In light of Muni’s recently announced $21 million budget shortfall, and the ticketing-heavy plan the San Francisco Municipal Transport Agency, the umbrella organization running both Muni and the Department of Parking and Traffic, has implemented to close the gap, it makes sense that City Hall is in the the mood to crack down on ticketing fraud. In recent weeks, according to the Chron, over half a dozen people in the DPT have gotten the axe for wiping legit parking tickets off the books.
The culprits run the gamut from parking officers to accountants, bus drivers to computer techs. According to an unnamed parking official, more firings are to still to come. One of the terminated employees reportedly fixed 50 tickets, 40 of which were for a single colleague who was either the world’s worst parker or someone who knew they could park wherever they wanted with total impunity.
Another reportedly took bribes to enroll people in Project 20, a program that allows parking offenders to do community service in lieu of payment. In this case, however, none of the promised community service was ever completed.

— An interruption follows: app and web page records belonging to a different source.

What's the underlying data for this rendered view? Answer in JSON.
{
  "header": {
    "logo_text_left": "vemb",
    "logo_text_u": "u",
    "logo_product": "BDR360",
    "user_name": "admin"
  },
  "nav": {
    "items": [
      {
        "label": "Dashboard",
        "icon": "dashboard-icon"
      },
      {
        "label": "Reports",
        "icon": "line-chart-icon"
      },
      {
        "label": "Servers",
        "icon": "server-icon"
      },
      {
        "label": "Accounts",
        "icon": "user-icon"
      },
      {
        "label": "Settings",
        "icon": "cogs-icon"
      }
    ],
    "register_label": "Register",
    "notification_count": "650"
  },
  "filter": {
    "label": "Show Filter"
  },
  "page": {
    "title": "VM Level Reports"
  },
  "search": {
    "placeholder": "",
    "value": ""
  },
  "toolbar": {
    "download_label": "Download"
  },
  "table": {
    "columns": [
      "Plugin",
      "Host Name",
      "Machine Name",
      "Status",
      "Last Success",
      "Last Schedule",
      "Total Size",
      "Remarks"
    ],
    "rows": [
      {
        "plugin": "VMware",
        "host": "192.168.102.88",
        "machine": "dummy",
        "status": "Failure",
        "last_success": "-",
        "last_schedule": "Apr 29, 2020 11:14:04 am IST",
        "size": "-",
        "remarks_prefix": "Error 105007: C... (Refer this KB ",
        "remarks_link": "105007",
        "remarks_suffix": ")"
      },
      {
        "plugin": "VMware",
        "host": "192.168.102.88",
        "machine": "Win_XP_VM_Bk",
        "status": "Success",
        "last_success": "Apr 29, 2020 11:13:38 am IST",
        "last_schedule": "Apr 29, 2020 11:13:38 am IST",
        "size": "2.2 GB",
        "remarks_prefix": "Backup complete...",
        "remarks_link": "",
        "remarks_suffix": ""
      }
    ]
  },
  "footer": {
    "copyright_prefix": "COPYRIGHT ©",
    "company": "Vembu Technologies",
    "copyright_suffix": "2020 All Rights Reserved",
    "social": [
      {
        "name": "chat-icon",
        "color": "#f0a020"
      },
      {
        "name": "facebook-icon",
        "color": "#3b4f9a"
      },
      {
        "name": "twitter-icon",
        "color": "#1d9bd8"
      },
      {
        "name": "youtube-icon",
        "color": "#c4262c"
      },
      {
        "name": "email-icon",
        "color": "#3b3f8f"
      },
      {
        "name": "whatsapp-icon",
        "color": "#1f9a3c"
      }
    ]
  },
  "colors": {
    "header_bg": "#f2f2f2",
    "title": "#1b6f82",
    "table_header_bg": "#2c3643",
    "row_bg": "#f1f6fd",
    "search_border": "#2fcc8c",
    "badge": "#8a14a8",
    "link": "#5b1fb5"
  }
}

These violations are currently under investigation by the City Attorney’s office and any guilty parties are unlikely to get off easy — last year, a district attorney in South Carolina convicted of fixing tickets was sentenced to three years in jail, law her license to practice law and had to pay a $25,000 fine.
SFMTA’s house cleaning comes in the wake of California Public Utilities Commission’s announcement of an investigation into the beleaguered transit agency after state inspectors found a litany of problems that should be obvious to anyone who has ever ridden Muni.
Maybe, instead of going to jail, the ticket fixers should have serve their time endlessly riding Muni. Better yet, sitting a station in the rain and waiting for an N-Judah train that never comes.
Nah, too cruel.